WORK TO COMPLETE: Word for word, copy every line of the data.

RECORD EXTRACTS:
=== Section Start ===

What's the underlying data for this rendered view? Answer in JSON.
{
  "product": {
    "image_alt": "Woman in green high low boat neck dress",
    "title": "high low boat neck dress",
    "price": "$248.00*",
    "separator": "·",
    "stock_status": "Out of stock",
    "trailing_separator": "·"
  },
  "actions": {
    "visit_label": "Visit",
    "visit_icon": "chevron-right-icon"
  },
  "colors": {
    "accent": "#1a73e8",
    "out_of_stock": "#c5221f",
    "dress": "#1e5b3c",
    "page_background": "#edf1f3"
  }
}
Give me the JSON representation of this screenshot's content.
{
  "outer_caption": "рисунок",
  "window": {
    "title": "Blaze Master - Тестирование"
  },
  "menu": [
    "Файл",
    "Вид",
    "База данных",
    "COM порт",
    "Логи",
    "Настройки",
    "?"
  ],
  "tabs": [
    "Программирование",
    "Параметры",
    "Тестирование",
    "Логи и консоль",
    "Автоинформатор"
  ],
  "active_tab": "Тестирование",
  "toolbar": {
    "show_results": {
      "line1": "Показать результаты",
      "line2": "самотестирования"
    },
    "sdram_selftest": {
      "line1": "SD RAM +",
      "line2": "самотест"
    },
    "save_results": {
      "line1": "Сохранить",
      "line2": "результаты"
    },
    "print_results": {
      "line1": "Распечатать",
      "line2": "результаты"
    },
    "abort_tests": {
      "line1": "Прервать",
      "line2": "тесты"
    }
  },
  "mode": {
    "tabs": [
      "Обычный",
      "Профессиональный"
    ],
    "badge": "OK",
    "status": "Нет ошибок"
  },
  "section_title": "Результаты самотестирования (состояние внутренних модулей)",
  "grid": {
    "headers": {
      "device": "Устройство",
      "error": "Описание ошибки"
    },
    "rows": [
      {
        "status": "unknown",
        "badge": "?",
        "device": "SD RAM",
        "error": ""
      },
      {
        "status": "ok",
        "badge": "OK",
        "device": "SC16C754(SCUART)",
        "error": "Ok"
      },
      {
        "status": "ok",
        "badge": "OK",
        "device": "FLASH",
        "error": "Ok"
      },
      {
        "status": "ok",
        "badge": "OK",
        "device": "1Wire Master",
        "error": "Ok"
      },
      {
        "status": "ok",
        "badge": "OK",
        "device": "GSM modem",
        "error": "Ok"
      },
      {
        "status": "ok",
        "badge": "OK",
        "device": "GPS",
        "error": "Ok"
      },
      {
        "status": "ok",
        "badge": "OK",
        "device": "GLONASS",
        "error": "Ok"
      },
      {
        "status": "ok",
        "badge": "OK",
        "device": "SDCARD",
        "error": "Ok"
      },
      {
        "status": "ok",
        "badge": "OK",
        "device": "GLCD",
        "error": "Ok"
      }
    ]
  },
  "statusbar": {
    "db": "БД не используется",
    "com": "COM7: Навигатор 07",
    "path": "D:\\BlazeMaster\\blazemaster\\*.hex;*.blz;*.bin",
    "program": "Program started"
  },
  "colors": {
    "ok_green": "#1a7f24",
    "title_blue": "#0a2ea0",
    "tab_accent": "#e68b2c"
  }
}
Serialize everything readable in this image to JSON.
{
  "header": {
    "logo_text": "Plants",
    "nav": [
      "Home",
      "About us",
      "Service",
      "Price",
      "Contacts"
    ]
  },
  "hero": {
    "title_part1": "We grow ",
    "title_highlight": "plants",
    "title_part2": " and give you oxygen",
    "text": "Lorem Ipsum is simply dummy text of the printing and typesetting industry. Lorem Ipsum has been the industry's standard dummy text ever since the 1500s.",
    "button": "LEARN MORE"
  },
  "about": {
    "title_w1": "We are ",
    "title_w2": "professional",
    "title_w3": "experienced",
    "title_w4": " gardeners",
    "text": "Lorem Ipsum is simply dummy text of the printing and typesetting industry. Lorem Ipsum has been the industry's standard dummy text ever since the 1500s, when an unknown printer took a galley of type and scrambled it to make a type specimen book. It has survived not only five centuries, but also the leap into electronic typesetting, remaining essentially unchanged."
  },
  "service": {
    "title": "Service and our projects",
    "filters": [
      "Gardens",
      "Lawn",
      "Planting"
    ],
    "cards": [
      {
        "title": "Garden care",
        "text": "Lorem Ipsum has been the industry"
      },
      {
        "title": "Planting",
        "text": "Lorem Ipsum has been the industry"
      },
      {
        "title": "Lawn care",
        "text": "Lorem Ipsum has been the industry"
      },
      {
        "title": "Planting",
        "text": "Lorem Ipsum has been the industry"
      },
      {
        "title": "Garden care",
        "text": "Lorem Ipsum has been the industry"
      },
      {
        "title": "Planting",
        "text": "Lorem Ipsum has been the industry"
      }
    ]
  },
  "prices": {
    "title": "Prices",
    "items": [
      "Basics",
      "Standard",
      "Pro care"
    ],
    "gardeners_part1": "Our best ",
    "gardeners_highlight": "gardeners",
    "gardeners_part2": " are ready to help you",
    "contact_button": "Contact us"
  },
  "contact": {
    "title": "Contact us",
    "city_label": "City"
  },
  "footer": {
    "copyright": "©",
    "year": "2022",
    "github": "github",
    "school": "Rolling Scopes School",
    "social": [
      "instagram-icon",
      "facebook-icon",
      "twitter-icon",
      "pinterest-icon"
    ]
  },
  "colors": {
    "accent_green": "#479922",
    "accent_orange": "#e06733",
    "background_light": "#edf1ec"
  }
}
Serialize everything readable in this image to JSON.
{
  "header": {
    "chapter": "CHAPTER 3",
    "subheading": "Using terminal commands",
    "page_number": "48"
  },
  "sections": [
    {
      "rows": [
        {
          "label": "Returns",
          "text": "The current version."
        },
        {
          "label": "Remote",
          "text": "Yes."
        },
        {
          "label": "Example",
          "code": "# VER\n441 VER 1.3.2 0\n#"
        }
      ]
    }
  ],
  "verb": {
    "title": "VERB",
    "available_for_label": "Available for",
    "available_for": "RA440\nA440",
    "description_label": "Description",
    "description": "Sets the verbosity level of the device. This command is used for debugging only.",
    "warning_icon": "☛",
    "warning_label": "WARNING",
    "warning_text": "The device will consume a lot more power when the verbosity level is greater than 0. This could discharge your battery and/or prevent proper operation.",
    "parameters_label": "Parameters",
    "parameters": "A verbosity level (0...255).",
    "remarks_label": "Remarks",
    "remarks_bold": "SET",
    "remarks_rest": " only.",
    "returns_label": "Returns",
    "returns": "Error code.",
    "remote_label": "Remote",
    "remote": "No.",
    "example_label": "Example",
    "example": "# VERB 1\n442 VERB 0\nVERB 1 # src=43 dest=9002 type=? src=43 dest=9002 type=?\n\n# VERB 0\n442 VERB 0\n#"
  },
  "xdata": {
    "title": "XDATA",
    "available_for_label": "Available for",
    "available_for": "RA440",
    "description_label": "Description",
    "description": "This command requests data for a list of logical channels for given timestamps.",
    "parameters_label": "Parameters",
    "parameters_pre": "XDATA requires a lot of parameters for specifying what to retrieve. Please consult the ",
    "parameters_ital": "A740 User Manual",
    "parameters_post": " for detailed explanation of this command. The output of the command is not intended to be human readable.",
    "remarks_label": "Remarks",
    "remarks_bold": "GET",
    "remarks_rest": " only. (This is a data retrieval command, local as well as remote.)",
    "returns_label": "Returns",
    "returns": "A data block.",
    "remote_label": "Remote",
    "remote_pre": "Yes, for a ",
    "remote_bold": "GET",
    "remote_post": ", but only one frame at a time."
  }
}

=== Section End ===

WRITTEN SOLUTION:
What's the underlying data for this rendered view? Answer in JSON.
{
  "product": {
    "image_alt": "Woman in green high low boat neck dress",
    "title": "high low boat neck dress",
    "price": "$248.00*",
    "separator": "·",
    "stock_status": "Out of stock",
    "trailing_separator": "·"
  },
  "actions": {
    "visit_label": "Visit",
    "visit_icon": "chevron-right-icon"
  },
  "colors": {
    "accent": "#1a73e8",
    "out_of_stock": "#c5221f",
    "dress": "#1e5b3c",
    "page_background": "#edf1f3"
  }
}
Give me the JSON representation of this screenshot's content.
{
  "outer_caption": "рисунок",
  "window": {
    "title": "Blaze Master - Тестирование"
  },
  "menu": [
    "Файл",
    "Вид",
    "База данных",
    "COM порт",
    "Логи",
    "Настройки",
    "?"
  ],
  "tabs": [
    "Программирование",
    "Параметры",
    "Тестирование",
    "Логи и консоль",
    "Автоинформатор"
  ],
  "active_tab": "Тестирование",
  "toolbar": {
    "show_results": {
      "line1": "Показать результаты",
      "line2": "самотестирования"
    },
    "sdram_selftest": {
      "line1": "SD RAM +",
      "line2": "самотест"
    },
    "save_results": {
      "line1": "Сохранить",
      "line2": "результаты"
    },
    "print_results": {
      "line1": "Распечатать",
      "line2": "результаты"
    },
    "abort_tests": {
      "line1": "Прервать",
      "line2": "тесты"
    }
  },
  "mode": {
    "tabs": [
      "Обычный",
      "Профессиональный"
    ],
    "badge": "OK",
    "status": "Нет ошибок"
  },
  "section_title": "Результаты самотестирования (состояние внутренних модулей)",
  "grid": {
    "headers": {
      "device": "Устройство",
      "error": "Описание ошибки"
    },
    "rows": [
      {
        "status": "unknown",
        "badge": "?",
        "device": "SD RAM",
        "error": ""
      },
      {
        "status": "ok",
        "badge": "OK",
        "device": "SC16C754(SCUART)",
        "error": "Ok"
      },
      {
        "status": "ok",
        "badge": "OK",
        "device": "FLASH",
        "error": "Ok"
      },
      {
        "status": "ok",
        "badge": "OK",
        "device": "1Wire Master",
        "error": "Ok"
      },
      {
        "status": "ok",
        "badge": "OK",
        "device": "GSM modem",
        "error": "Ok"
      },
      {
        "status": "ok",
        "badge": "OK",
        "device": "GPS",
        "error": "Ok"
      },
      {
        "status": "ok",
        "badge": "OK",
        "device": "GLONASS",
        "error": "Ok"
      },
      {
        "status": "ok",
        "badge": "OK",
        "device": "SDCARD",
        "error": "Ok"
      },
      {
        "status": "ok",
        "badge": "OK",
        "device": "GLCD",
        "error": "Ok"
      }
    ]
  },
  "statusbar": {
    "db": "БД не используется",
    "com": "COM7: Навигатор 07",
    "path": "D:\\BlazeMaster\\blazemaster\\*.hex;*.blz;*.bin",
    "program": "Program started"
  },
  "colors": {
    "ok_green": "#1a7f24",
    "title_blue": "#0a2ea0",
    "tab_accent": "#e68b2c"
  }
}
Serialize everything readable in this image to JSON.
{
  "header": {
    "logo_text": "Plants",
    "nav": [
      "Home",
      "About us",
      "Service",
      "Price",
      "Contacts"
    ]
  },
  "hero": {
    "title_part1": "We grow ",
    "title_highlight": "plants",
    "title_part2": " and give you oxygen",
    "text": "Lorem Ipsum is simply dummy text of the printing and typesetting industry. Lorem Ipsum has been the industry's standard dummy text ever since the 1500s.",
    "button": "LEARN MORE"
  },
  "about": {
    "title_w1": "We are ",
    "title_w2": "professional",
    "title_w3": "experienced",
    "title_w4": " gardeners",
    "text": "Lorem Ipsum is simply dummy text of the printing and typesetting industry. Lorem Ipsum has been the industry's standard dummy text ever since the 1500s, when an unknown printer took a galley of type and scrambled it to make a type specimen book. It has survived not only five centuries, but also the leap into electronic typesetting, remaining essentially unchanged."
  },
  "service": {
    "title": "Service and our projects",
    "filters": [
      "Gardens",
      "Lawn",
      "Planting"
    ],
    "cards": [
      {
        "title": "Garden care",
        "text": "Lorem Ipsum has been the industry"
      },
      {
        "title": "Planting",
        "text": "Lorem Ipsum has been the industry"
      },
      {
        "title": "Lawn care",
        "text": "Lorem Ipsum has been the industry"
      },
      {
        "title": "Planting",
        "text": "Lorem Ipsum has been the industry"
      },
      {
        "title": "Garden care",
        "text": "Lorem Ipsum has been the industry"
      },
      {
        "title": "Planting",
        "text": "Lorem Ipsum has been the industry"
      }
    ]
  },
  "prices": {
    "title": "Prices",
    "items": [
      "Basics",
      "Standard",
      "Pro care"
    ],
    "gardeners_part1": "Our best ",
    "gardeners_highlight": "gardeners",
    "gardeners_part2": " are ready to help you",
    "contact_button": "Contact us"
  },
  "contact": {
    "title": "Contact us",
    "city_label": "City"
  },
  "footer": {
    "copyright": "©",
    "year": "2022",
    "github": "github",
    "school": "Rolling Scopes School",
    "social": [
      "instagram-icon",
      "facebook-icon",
      "twitter-icon",
      "pinterest-icon"
    ]
  },
  "colors": {
    "accent_green": "#479922",
    "accent_orange": "#e06733",
    "background_light": "#edf1ec"
  }
}
Serialize everything readable in this image to JSON.
{
  "header": {
    "chapter": "CHAPTER 3",
    "subheading": "Using terminal commands",
    "page_number": "48"
  },
  "sections": [
    {
      "rows": [
        {
          "label": "Returns",
          "text": "The current version."
        },
        {
          "label": "Remote",
          "text": "Yes."
        },
        {
          "label": "Example",
          "code": "# VER\n441 VER 1.3.2 0\n#"
        }
      ]
    }
  ],
  "verb": {
    "title": "VERB",
    "available_for_label": "Available for",
    "available_for": "RA440\nA440",
    "description_label": "Description",
    "description": "Sets the verbosity level of the device. This command is used for debugging only.",
    "warning_icon": "☛",
    "warning_label": "WARNING",
    "warning_text": "The device will consume a lot more power when the verbosity level is greater than 0. This could discharge your battery and/or prevent proper operation.",
    "parameters_label": "Parameters",
    "parameters": "A verbosity level (0...255).",
    "remarks_label": "Remarks",
    "remarks_bold": "SET",
    "remarks_rest": " only.",
    "returns_label": "Returns",
    "returns": "Error code.",
    "remote_label": "Remote",
    "remote": "No.",
    "example_label": "Example",
    "example": "# VERB 1\n442 VERB 0\nVERB 1 # src=43 dest=9002 type=? src=43 dest=9002 type=?\n\n# VERB 0\n442 VERB 0\n#"
  },
  "xdata": {
    "title": "XDATA",
    "available_for_label": "Available for",
    "available_for": "RA440",
    "description_label": "Description",
    "description": "This command requests data for a list of logical channels for given timestamps.",
    "parameters_label": "Parameters",
    "parameters_pre": "XDATA requires a lot of parameters for specifying what to retrieve. Please consult the ",
    "parameters_ital": "A740 User Manual",
    "parameters_post": " for detailed explanation of this command. The output of the command is not intended to be human readable.",
    "remarks_label": "Remarks",
    "remarks_bold": "GET",
    "remarks_rest": " only. (This is a data retrieval command, local as well as remote.)",
    "returns_label": "Returns",
    "returns": "A data block.",
    "remote_label": "Remote",
    "remote_pre": "Yes, for a ",
    "remote_bold": "GET",
    "remote_post": ", but only one frame at a time."
  }
}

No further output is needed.